[INPUT RECORDS Boundary: Start]
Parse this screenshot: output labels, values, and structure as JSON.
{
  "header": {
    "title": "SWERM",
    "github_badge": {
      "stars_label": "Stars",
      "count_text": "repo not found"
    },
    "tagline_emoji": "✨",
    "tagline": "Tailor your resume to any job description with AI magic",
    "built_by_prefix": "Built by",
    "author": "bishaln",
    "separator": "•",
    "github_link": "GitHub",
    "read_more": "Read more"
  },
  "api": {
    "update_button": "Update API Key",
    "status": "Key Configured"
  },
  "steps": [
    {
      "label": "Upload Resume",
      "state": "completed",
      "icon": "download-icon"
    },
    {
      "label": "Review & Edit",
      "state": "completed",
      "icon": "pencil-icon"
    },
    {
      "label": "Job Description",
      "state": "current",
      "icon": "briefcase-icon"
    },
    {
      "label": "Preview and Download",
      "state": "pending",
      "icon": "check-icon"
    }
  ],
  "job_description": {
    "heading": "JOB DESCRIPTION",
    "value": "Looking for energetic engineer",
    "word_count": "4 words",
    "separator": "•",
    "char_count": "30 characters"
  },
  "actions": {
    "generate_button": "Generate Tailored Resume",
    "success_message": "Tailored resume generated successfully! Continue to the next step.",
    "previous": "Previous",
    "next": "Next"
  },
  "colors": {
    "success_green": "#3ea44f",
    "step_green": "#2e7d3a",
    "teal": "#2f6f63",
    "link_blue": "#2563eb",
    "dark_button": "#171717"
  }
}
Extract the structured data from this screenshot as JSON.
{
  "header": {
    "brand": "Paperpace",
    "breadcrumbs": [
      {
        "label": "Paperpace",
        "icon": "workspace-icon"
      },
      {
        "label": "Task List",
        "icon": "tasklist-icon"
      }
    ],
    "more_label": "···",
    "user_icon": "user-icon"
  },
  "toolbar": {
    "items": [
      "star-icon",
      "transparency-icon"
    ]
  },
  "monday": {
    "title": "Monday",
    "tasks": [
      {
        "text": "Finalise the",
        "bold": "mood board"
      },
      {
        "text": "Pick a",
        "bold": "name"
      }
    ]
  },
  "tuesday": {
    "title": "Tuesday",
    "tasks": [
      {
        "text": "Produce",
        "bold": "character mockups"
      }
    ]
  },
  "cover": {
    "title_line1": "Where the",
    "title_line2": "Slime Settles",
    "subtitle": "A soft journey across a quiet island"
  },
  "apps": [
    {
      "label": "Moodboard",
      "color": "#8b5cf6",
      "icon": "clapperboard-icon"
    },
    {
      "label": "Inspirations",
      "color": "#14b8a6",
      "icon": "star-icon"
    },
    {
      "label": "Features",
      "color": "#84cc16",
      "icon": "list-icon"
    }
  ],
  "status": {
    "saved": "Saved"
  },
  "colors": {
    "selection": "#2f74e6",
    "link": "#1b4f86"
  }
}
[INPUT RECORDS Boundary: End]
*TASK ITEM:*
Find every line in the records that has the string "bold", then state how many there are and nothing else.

*RESULT FOR THIS EXERCISE:*
3